The boys of Monty Python were never angry young men. They were cheeky lads and saucy fellows. From the look of "Monty Python Live at the Hollywood Bowl," an 80-minute concert film opening today at area theaters, the cheekiness and sauciness have dwindled away with advancing years and only a bit of smugness remains. It is not a pretty sight, nor fit entertainment.
Recorded two long years ago before an audience of shrieking Los Angeles dim-bulbs, the concert version of "Monty Python's Flying Circus" contains very little material that hasn't been seen in other forums, whether in the late, lamented TV series or in the previous movie compilation "And Now for Something Completely Different." As long as they were trotting out all the old shtick, they might as well have revived the dead parrot again. Most of what is included isn't old enough, or good enough, to be palmed off as classic.
The opening credits may be as funny as anything in the film; at least they lampoon something relatively current, the show-biz mania for doling out hyperbolic and meaningless titles (some people are billed as "executive guest superstars"). Then we are whisked pretty listlessly by director Terry Hughes to the underlit stage of the Hollywood Bowl, where the troupe performs such routines as Graham Chapman wrestling himself ("There it is, a double Eydie Gorme!"); John Cleese as the pope arguing with Eric Idle as Michelangelo about the 28 disciples and kangaroo that have turned up in the painting of the Last Supper; an Australian drinking song that celebrates the tippling prowess of famous philosophers; another visit to the ministry of silly walks; Terry Jones as the head of the Whizzo Candy Company, which has been selling frogs and ram's bladders covered in chocolate; a guide to cheap jokes through the ages (culminating in the "dispatch of an edible missile," i.e., a pie in the face) and, for a finale, the misleadingly wholesome Lumberjack Song.
They begin the show with a moderately obscene ditty that ends with the baring of their backsides. Not a good omen, but an accurate one.
Some of the material holds up, including the Argument Clinic, a cleverly worked-out round of word play, and a sketch in which four aging cronies sit around trying to one-up each other on the respective deprivations of their youths. In addition, there are pre-filmed bits like the 27th Silly Olympiad, which features such events as the freestyle competition for non-swimmers, all of whom promptly drown at the sound of the starting gun, and a marathon for incontinents, who keep darting off the road for rest stops.
The concert footage was shot on videotape and transferred to film.
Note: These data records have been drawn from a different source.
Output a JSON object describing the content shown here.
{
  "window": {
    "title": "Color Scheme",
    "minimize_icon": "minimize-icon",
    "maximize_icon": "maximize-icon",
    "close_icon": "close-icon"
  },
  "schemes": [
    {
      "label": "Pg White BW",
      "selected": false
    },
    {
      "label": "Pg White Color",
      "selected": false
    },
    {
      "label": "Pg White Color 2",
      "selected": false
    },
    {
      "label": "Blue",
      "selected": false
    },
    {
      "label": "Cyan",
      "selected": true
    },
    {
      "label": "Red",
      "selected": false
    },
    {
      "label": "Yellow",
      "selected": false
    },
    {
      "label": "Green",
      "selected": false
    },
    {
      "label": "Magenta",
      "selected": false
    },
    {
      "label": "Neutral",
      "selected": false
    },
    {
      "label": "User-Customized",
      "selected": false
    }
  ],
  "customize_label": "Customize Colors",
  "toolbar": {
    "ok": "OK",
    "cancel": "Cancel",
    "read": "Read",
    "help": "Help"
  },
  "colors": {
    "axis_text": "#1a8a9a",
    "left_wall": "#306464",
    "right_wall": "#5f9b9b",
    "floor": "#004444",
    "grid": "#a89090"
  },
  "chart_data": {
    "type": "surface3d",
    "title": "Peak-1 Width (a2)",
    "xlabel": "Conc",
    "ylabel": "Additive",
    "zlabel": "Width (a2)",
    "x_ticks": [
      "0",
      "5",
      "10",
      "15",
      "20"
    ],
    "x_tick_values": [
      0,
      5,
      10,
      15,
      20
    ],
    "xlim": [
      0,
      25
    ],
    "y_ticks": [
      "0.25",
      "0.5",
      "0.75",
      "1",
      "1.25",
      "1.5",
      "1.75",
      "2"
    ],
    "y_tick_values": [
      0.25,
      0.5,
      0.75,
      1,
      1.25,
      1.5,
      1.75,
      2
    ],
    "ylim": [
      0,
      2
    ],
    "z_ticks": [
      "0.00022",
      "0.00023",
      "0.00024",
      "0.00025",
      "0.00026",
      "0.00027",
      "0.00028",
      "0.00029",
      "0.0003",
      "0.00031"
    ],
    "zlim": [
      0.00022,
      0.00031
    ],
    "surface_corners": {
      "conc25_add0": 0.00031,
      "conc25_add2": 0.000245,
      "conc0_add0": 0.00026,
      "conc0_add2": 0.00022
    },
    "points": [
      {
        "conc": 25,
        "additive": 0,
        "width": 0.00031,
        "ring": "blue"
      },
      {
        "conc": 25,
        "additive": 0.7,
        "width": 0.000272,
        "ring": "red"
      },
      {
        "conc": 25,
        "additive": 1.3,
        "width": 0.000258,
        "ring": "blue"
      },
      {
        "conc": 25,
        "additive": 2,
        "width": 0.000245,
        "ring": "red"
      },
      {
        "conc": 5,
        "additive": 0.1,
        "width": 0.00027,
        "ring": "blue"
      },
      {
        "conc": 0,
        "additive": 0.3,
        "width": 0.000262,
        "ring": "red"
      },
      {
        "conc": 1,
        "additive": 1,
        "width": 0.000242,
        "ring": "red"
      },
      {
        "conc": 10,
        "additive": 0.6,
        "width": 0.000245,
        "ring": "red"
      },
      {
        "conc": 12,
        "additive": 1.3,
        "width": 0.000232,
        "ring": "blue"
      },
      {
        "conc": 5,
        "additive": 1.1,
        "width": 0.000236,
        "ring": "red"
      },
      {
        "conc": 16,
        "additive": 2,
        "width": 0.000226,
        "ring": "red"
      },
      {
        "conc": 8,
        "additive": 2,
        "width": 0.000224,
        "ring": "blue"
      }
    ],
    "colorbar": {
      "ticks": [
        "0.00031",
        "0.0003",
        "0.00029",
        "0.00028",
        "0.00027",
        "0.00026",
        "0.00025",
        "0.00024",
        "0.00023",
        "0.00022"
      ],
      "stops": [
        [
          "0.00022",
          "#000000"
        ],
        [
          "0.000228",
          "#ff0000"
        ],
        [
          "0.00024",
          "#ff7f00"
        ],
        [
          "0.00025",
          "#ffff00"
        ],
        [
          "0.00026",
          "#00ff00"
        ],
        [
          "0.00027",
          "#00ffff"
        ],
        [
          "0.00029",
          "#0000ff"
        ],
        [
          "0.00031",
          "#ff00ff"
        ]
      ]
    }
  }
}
Occasionally there's a glimpse of the filmed bits as they were shown to the Bowl audience, so we are seeing film transferred to tape transferred to film. That audience is a problem, so arbitrarily demonstrative that it acts as a wet blanket which grows soggier by the minute. At times, some people in the crowd let out these loud wild whoops; this is the dread whoop of recognition, designed to tell the world that You Know What's Coming (because You're Hip). One hears this a lot on the ABC "Fridays" comedy show, or any other place in which people are trying to be funny but failing.
All the misplaced roars, whoops and shrieks on the soundtrack constitute further evidence that the most provincial yahoos and yokels in America are concentrated in supposedly cosmopolitan places like L.A. What were the Python boys doing there in the first place? Not having a high old time, alas.
Chapman, Idle, Cleese, Jones, Michael Palin and the animator, Terry Gilliam, who has joined the other chaps in concert as a kind of expendable Zeppo figure, seem to have devoted their lives to taking revenge on their education. Youthfulness was a part of the charm of that, and as it fades, their celebrations of the silly take on wan, even pathetic overtones.
They don't play with stage conventions the way they played with film and television conventions, and even if they did, a film of that wouldn't have a great deal of value. As a midnight screening feature, perhaps, or a cable TV program, "Live" might make tolerable diversion, but it doesn't come close to filling up a movie screen.